(Beginning of Data under study)
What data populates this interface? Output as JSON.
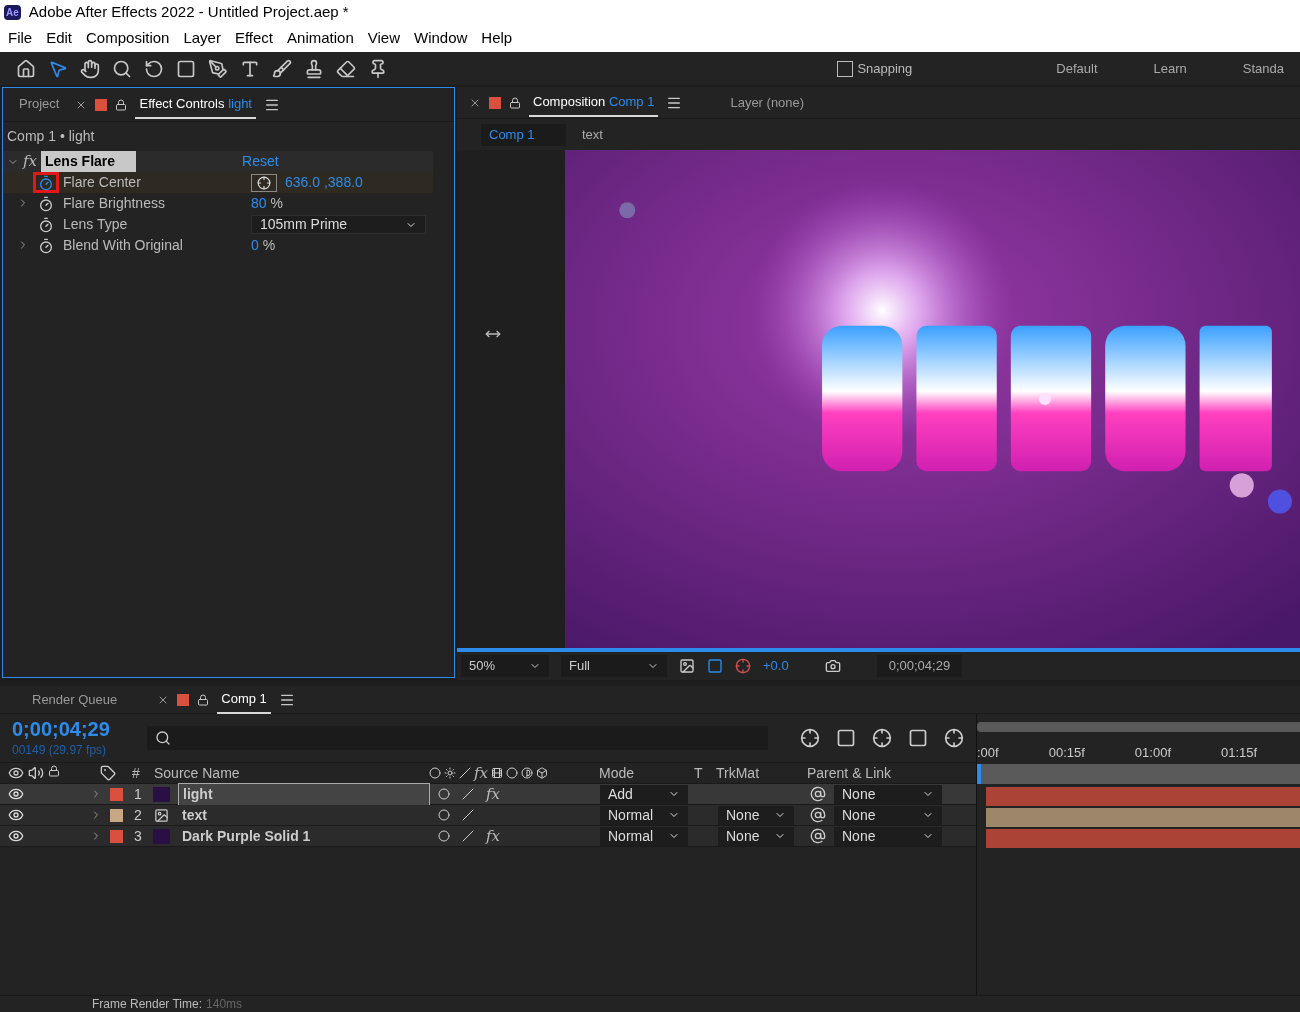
{
  "window": {
    "title": "Adobe After Effects 2022 - Untitled Project.aep *",
    "app_icon": "Ae"
  },
  "menu": [
    "File",
    "Edit",
    "Composition",
    "Layer",
    "Effect",
    "Animation",
    "View",
    "Window",
    "Help"
  ],
  "toolbar": {
    "snapping": {
      "label": "Snapping",
      "checked": false
    },
    "workspaces": [
      "Default",
      "Learn",
      "Standa"
    ]
  },
  "left_panel": {
    "tabs": [
      {
        "label": "Project",
        "selected": false
      },
      {
        "label": "Effect Controls",
        "suffix": "light",
        "selected": true
      }
    ],
    "breadcrumb": "Comp 1 • light",
    "effect": {
      "fx_label": "fx",
      "name": "Lens Flare",
      "expanded": true,
      "reset": "Reset",
      "properties": [
        {
          "kind": "point",
          "name": "Flare Center",
          "value": "636.0 ,388.0",
          "expandable": false,
          "highlighted": true
        },
        {
          "kind": "number",
          "name": "Flare Brightness",
          "value": "80",
          "unit": "%",
          "expandable": true,
          "highlighted": false
        },
        {
          "kind": "dropdown",
          "name": "Lens Type",
          "value": "105mm Prime",
          "expandable": false,
          "highlighted": false
        },
        {
          "kind": "number",
          "name": "Blend With Original",
          "value": "0",
          "unit": "%",
          "expandable": true,
          "highlighted": false
        }
      ]
    }
  },
  "comp_panel": {
    "tabs": [
      {
        "label": "Composition",
        "suffix": "Comp 1",
        "selected": true
      },
      {
        "label": "Layer (none)",
        "selected": false
      }
    ],
    "breadcrumbs": [
      {
        "label": "Comp 1",
        "selected": true
      },
      {
        "label": "text",
        "selected": false
      }
    ],
    "controls": {
      "zoom": "50%",
      "resolution": "Full",
      "exposure": "+0.0",
      "timecode": "0;00;04;29"
    }
  },
  "timeline": {
    "tabs": [
      {
        "label": "Render Queue",
        "selected": false
      },
      {
        "label": "Comp 1",
        "selected": true
      }
    ],
    "timecode": "0;00;04;29",
    "frame": "00149 (29.97 fps)",
    "fx_label": "fx",
    "columns": {
      "number": "#",
      "source": "Source Name",
      "mode": "Mode",
      "t": "T",
      "trkmat": "TrkMat",
      "parent": "Parent & Link"
    },
    "layers": [
      {
        "number": "1",
        "name": "light",
        "kind": "solid",
        "color": "#d9503f",
        "mode": "Add",
        "parent": "None",
        "fx": "fx",
        "selected": true
      },
      {
        "number": "2",
        "name": "text",
        "kind": "text",
        "color": "#c8a884",
        "mode": "Normal",
        "trkmat": "None",
        "parent": "None",
        "selected": false
      },
      {
        "number": "3",
        "name": "Dark Purple Solid 1",
        "kind": "solid",
        "color": "#d9503f",
        "mode": "Normal",
        "trkmat": "None",
        "parent": "None",
        "fx": "fx",
        "selected": false
      }
    ],
    "ruler": [
      ":00f",
      "00:15f",
      "01:00f",
      "01:15f"
    ]
  },
  "status_bar": {
    "label": "Frame Render Time:",
    "value": "140ms"
  }
}
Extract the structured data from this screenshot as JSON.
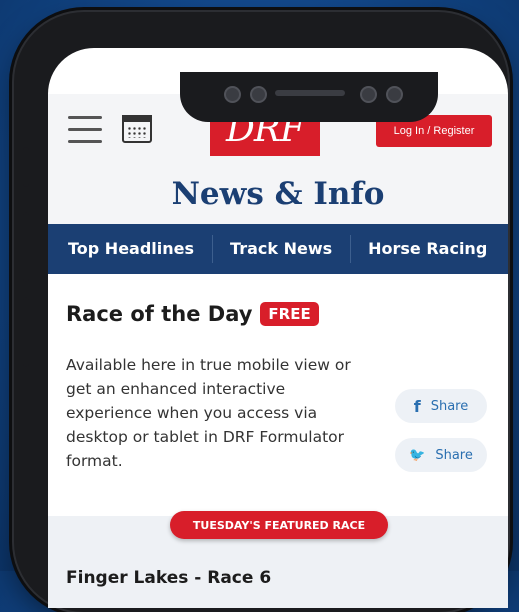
{
  "header": {
    "logo_text": "DRF",
    "login_label": "Log In / Register"
  },
  "title": "News & Info",
  "nav": {
    "tabs": [
      "Top Headlines",
      "Track News",
      "Horse Racing"
    ]
  },
  "race_of_day": {
    "heading": "Race of the Day",
    "badge": "FREE",
    "description": "Available here in true mobile view or get an enhanced interactive experience when you access via desktop or tablet in DRF Formulator format.",
    "share_facebook_icon": "f",
    "share_twitter_icon": "🐦",
    "share_label": "Share"
  },
  "featured": {
    "label": "TUESDAY'S FEATURED RACE",
    "race_name": "Finger Lakes - Race 6"
  },
  "colors": {
    "accent_red": "#d81e2a",
    "navy": "#1b3f73",
    "background_blue": "#134a8e"
  }
}
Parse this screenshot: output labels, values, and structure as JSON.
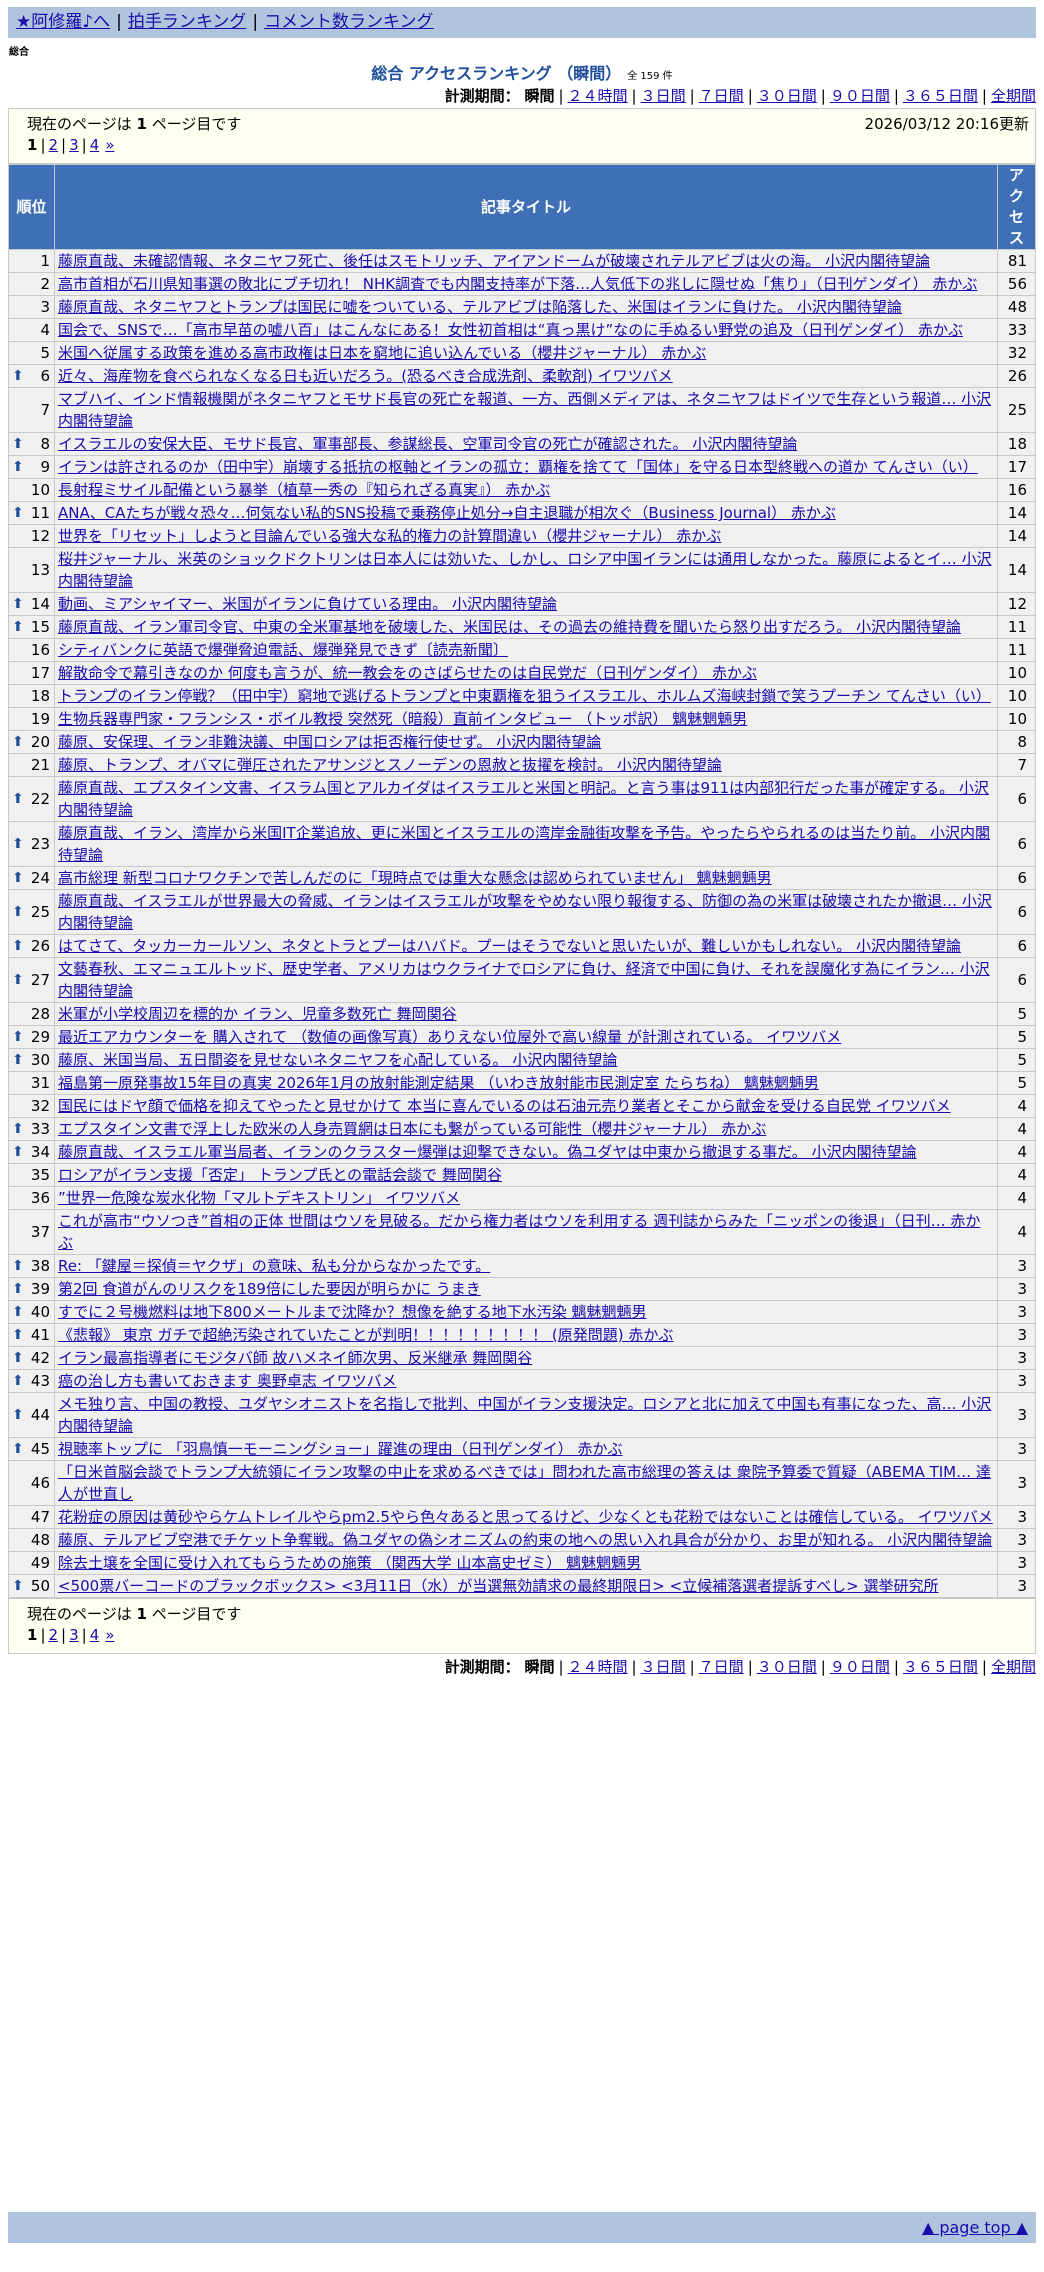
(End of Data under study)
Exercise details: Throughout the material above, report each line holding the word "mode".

Answer section:
      "mode": "Mode",
        "mode": "Add",
        "mode": "Normal",
        "mode": "Normal",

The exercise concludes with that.